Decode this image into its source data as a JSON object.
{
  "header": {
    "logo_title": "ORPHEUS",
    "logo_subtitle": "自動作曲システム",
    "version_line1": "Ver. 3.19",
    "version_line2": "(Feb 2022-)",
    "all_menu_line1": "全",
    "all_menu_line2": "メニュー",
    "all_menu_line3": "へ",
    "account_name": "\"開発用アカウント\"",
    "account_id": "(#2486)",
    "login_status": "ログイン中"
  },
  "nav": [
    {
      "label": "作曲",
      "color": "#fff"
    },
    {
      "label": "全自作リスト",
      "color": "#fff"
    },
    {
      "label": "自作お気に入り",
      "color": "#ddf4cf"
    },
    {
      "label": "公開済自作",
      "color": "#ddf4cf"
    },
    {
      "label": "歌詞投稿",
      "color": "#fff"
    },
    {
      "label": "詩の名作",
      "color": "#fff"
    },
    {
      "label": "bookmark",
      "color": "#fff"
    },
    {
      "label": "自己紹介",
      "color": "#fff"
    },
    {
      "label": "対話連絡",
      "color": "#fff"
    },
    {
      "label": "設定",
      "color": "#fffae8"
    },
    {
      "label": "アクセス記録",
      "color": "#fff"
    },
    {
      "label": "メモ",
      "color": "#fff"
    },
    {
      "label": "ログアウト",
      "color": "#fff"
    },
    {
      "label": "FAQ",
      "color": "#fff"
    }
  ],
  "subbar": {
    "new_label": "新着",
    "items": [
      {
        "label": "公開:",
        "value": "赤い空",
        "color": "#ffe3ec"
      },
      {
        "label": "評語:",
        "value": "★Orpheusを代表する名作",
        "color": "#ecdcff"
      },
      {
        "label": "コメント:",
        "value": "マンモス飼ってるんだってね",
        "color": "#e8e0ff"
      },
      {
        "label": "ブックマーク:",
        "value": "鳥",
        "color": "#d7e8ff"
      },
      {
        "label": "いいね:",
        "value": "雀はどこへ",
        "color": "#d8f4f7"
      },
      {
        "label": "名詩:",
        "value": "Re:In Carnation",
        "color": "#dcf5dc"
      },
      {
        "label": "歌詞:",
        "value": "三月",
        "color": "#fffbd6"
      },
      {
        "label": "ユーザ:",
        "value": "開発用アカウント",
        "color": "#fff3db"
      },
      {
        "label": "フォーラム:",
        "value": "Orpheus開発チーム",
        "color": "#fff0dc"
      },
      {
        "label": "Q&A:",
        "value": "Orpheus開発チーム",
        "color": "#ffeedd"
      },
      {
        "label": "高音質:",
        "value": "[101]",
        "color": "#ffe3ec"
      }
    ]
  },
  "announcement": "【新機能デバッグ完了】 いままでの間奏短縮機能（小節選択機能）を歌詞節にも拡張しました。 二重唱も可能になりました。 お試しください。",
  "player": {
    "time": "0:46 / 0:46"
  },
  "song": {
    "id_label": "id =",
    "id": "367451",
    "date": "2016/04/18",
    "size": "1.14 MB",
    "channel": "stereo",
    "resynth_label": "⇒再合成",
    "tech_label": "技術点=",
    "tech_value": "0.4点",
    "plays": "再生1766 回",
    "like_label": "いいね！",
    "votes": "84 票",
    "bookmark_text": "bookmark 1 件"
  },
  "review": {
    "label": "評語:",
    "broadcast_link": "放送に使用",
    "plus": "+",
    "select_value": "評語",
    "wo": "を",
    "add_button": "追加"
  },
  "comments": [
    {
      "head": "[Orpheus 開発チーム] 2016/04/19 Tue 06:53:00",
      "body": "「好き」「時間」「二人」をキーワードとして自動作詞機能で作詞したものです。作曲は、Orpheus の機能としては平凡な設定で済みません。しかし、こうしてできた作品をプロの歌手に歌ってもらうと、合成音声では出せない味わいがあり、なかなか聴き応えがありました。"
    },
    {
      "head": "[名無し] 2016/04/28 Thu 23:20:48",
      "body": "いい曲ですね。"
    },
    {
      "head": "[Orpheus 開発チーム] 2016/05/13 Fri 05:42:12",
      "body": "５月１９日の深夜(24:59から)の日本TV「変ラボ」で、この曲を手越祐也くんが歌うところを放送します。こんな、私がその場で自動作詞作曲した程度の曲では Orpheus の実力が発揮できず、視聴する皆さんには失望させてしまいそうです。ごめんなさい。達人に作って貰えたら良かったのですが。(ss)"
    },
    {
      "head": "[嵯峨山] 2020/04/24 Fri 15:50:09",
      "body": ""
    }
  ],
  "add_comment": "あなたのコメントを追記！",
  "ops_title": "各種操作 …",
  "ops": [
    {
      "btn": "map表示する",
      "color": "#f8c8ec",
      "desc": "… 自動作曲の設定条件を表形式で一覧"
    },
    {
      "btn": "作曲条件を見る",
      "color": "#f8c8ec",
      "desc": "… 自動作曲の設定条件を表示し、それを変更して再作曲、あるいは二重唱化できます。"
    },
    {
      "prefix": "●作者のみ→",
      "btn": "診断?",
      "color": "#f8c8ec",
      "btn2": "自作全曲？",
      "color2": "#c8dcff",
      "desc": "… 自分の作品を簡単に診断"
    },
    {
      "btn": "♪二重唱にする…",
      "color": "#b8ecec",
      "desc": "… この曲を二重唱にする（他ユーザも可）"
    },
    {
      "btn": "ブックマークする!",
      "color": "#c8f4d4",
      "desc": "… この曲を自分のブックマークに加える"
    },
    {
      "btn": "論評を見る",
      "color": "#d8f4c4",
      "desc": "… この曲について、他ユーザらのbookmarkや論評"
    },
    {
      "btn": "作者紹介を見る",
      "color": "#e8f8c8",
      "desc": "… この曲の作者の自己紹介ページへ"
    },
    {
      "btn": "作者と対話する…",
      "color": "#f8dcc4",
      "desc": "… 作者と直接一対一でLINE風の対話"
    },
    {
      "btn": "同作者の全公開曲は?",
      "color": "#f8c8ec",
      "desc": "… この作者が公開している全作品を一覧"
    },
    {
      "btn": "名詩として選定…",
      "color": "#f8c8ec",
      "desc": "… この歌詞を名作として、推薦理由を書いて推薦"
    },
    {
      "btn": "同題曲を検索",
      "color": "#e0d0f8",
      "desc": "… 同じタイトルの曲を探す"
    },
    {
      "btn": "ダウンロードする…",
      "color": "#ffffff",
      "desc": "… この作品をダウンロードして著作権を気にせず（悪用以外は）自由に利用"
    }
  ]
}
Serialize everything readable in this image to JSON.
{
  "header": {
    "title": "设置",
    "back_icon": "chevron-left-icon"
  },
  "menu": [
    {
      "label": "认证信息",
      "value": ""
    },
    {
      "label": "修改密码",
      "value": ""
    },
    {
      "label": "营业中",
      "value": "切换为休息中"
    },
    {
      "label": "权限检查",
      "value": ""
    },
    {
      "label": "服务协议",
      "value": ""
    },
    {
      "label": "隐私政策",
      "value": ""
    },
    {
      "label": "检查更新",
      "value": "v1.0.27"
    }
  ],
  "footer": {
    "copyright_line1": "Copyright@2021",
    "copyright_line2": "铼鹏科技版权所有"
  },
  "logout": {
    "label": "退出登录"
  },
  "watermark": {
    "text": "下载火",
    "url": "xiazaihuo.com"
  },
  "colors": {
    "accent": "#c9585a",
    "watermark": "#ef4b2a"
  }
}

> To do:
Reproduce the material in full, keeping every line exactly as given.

> Response area:
Decode this image into its source data as a JSON object.
{
  "header": {
    "logo_title": "ORPHEUS",
    "logo_subtitle": "自動作曲システム",
    "version_line1": "Ver. 3.19",
    "version_line2": "(Feb 2022-)",
    "all_menu_line1": "全",
    "all_menu_line2": "メニュー",
    "all_menu_line3": "へ",
    "account_name": "\"開発用アカウント\"",
    "account_id": "(#2486)",
    "login_status": "ログイン中"
  },
  "nav": [
    {
      "label": "作曲",
      "color": "#fff"
    },
    {
      "label": "全自作リスト",
      "color": "#fff"
    },
    {
      "label": "自作お気に入り",
      "color": "#ddf4cf"
    },
    {
      "label": "公開済自作",
      "color": "#ddf4cf"
    },
    {
      "label": "歌詞投稿",
      "color": "#fff"
    },
    {
      "label": "詩の名作",
      "color": "#fff"
    },
    {
      "label": "bookmark",
      "color": "#fff"
    },
    {
      "label": "自己紹介",
      "color": "#fff"
    },
    {
      "label": "対話連絡",
      "color": "#fff"
    },
    {
      "label": "設定",
      "color": "#fffae8"
    },
    {
      "label": "アクセス記録",
      "color": "#fff"
    },
    {
      "label": "メモ",
      "color": "#fff"
    },
    {
      "label": "ログアウト",
      "color": "#fff"
    },
    {
      "label": "FAQ",
      "color": "#fff"
    }
  ],
  "subbar": {
    "new_label": "新着",
    "items": [
      {
        "label": "公開:",
        "value": "赤い空",
        "color": "#ffe3ec"
      },
      {
        "label": "評語:",
        "value": "★Orpheusを代表する名作",
        "color": "#ecdcff"
      },
      {
        "label": "コメント:",
        "value": "マンモス飼ってるんだってね",
        "color": "#e8e0ff"
      },
      {
        "label": "ブックマーク:",
        "value": "鳥",
        "color": "#d7e8ff"
      },
      {
        "label": "いいね:",
        "value": "雀はどこへ",
        "color": "#d8f4f7"
      },
      {
        "label": "名詩:",
        "value": "Re:In Carnation",
        "color": "#dcf5dc"
      },
      {
        "label": "歌詞:",
        "value": "三月",
        "color": "#fffbd6"
      },
      {
        "label": "ユーザ:",
        "value": "開発用アカウント",
        "color": "#fff3db"
      },
      {
        "label": "フォーラム:",
        "value": "Orpheus開発チーム",
        "color": "#fff0dc"
      },
      {
        "label": "Q&A:",
        "value": "Orpheus開発チーム",
        "color": "#ffeedd"
      },
      {
        "label": "高音質:",
        "value": "[101]",
        "color": "#ffe3ec"
      }
    ]
  },
  "announcement": "【新機能デバッグ完了】 いままでの間奏短縮機能（小節選択機能）を歌詞節にも拡張しました。 二重唱も可能になりました。 お試しください。",
  "player": {
    "time": "0:46 / 0:46"
  },
  "song": {
    "id_label": "id =",
    "id": "367451",
    "date": "2016/04/18",
    "size": "1.14 MB",
    "channel": "stereo",
    "resynth_label": "⇒再合成",
    "tech_label": "技術点=",
    "tech_value": "0.4点",
    "plays": "再生1766 回",
    "like_label": "いいね！",
    "votes": "84 票",
    "bookmark_text": "bookmark 1 件"
  },
  "review": {
    "label": "評語:",
    "broadcast_link": "放送に使用",
    "plus": "+",
    "select_value": "評語",
    "wo": "を",
    "add_button": "追加"
  },
  "comments": [
    {
      "head": "[Orpheus 開発チーム] 2016/04/19 Tue 06:53:00",
      "body": "「好き」「時間」「二人」をキーワードとして自動作詞機能で作詞したものです。作曲は、Orpheus の機能としては平凡な設定で済みません。しかし、こうしてできた作品をプロの歌手に歌ってもらうと、合成音声では出せない味わいがあり、なかなか聴き応えがありました。"
    },
    {
      "head": "[名無し] 2016/04/28 Thu 23:20:48",
      "body": "いい曲ですね。"
    },
    {
      "head": "[Orpheus 開発チーム] 2016/05/13 Fri 05:42:12",
      "body": "５月１９日の深夜(24:59から)の日本TV「変ラボ」で、この曲を手越祐也くんが歌うところを放送します。こんな、私がその場で自動作詞作曲した程度の曲では Orpheus の実力が発揮できず、視聴する皆さんには失望させてしまいそうです。ごめんなさい。達人に作って貰えたら良かったのですが。(ss)"
    },
    {
      "head": "[嵯峨山] 2020/04/24 Fri 15:50:09",
      "body": ""
    }
  ],
  "add_comment": "あなたのコメントを追記！",
  "ops_title": "各種操作 …",
  "ops": [
    {
      "btn": "map表示する",
      "color": "#f8c8ec",
      "desc": "… 自動作曲の設定条件を表形式で一覧"
    },
    {
      "btn": "作曲条件を見る",
      "color": "#f8c8ec",
      "desc": "… 自動作曲の設定条件を表示し、それを変更して再作曲、あるいは二重唱化できます。"
    },
    {
      "prefix": "●作者のみ→",
      "btn": "診断?",
      "color": "#f8c8ec",
      "btn2": "自作全曲？",
      "color2": "#c8dcff",
      "desc": "… 自分の作品を簡単に診断"
    },
    {
      "btn": "♪二重唱にする…",
      "color": "#b8ecec",
      "desc": "… この曲を二重唱にする（他ユーザも可）"
    },
    {
      "btn": "ブックマークする!",
      "color": "#c8f4d4",
      "desc": "… この曲を自分のブックマークに加える"
    },
    {
      "btn": "論評を見る",
      "color": "#d8f4c4",
      "desc": "… この曲について、他ユーザらのbookmarkや論評"
    },
    {
      "btn": "作者紹介を見る",
      "color": "#e8f8c8",
      "desc": "… この曲の作者の自己紹介ページへ"
    },
    {
      "btn": "作者と対話する…",
      "color": "#f8dcc4",
      "desc": "… 作者と直接一対一でLINE風の対話"
    },
    {
      "btn": "同作者の全公開曲は?",
      "color": "#f8c8ec",
      "desc": "… この作者が公開している全作品を一覧"
    },
    {
      "btn": "名詩として選定…",
      "color": "#f8c8ec",
      "desc": "… この歌詞を名作として、推薦理由を書いて推薦"
    },
    {
      "btn": "同題曲を検索",
      "color": "#e0d0f8",
      "desc": "… 同じタイトルの曲を探す"
    },
    {
      "btn": "ダウンロードする…",
      "color": "#ffffff",
      "desc": "… この作品をダウンロードして著作権を気にせず（悪用以外は）自由に利用"
    }
  ]
}
Serialize everything readable in this image to JSON.
{
  "header": {
    "title": "设置",
    "back_icon": "chevron-left-icon"
  },
  "menu": [
    {
      "label": "认证信息",
      "value": ""
    },
    {
      "label": "修改密码",
      "value": ""
    },
    {
      "label": "营业中",
      "value": "切换为休息中"
    },
    {
      "label": "权限检查",
      "value": ""
    },
    {
      "label": "服务协议",
      "value": ""
    },
    {
      "label": "隐私政策",
      "value": ""
    },
    {
      "label": "检查更新",
      "value": "v1.0.27"
    }
  ],
  "footer": {
    "copyright_line1": "Copyright@2021",
    "copyright_line2": "铼鹏科技版权所有"
  },
  "logout": {
    "label": "退出登录"
  },
  "watermark": {
    "text": "下载火",
    "url": "xiazaihuo.com"
  },
  "colors": {
    "accent": "#c9585a",
    "watermark": "#ef4b2a"
  }
}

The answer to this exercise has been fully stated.